Post-Soviet Tuvan Throat-Singing (Xöömei)
and the Circulation of Nomadic Sensibility

by

Robert Oliver Beahrs

Doctor of Philosophy in Music

University of California, Berkeley

Professor Benjamin Brinner, Chair



Guttural singing practices in the Sayan-Altai region of south-central Siberia have
been historically framed as possessing “nomadic” qualities linked with pastoral
population groups indigenous to the region. As these singing practices were
incorporated into a genre of national folk music for Tannu Tuva (1921-1944) and
the Tuvan Autonomous Soviet Socialist Republic (1961-1991)—and then later
reformulated as the centerpiece of an exotic genre of world music—xöömei throat-
singing was shaped by contradictory attitudes towards its purportedly nomadic
characteristics, which have been essentialized at various times, for multiple
reasons, by local and global actors and interest groups.

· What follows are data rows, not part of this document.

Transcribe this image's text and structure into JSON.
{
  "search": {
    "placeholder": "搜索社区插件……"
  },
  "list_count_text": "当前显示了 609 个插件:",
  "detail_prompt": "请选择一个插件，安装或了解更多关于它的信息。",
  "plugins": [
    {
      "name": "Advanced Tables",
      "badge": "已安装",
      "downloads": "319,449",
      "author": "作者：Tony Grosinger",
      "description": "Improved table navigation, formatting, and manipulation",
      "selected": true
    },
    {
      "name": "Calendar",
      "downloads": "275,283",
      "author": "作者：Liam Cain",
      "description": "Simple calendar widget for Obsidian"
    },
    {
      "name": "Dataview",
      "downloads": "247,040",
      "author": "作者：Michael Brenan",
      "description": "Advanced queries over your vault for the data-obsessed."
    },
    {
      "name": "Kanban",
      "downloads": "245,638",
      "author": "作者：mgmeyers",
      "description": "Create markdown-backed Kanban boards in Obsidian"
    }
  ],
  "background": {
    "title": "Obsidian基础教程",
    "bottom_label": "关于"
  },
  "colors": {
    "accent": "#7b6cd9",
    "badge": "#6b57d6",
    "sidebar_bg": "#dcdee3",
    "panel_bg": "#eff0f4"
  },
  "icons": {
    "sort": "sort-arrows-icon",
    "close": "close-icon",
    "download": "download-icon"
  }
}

In the post-Soviet era,
xöömeizhi (master throat-singers) from the Tuva Republic (now part of Russia)
express a revitalized nomadic sensibility through xöömei singing practices, which
has come to operate both as an ideology and a disposition for Tuvan traditional
music. Drawing on a selective use of history, cultural memory, and natural
environments, post-Soviet xöömeizhi construct a nomadic sensibility that is
embodied in music and sound-making activities, foregrounded in intercultural
exchanges, and circulated as a social disposition.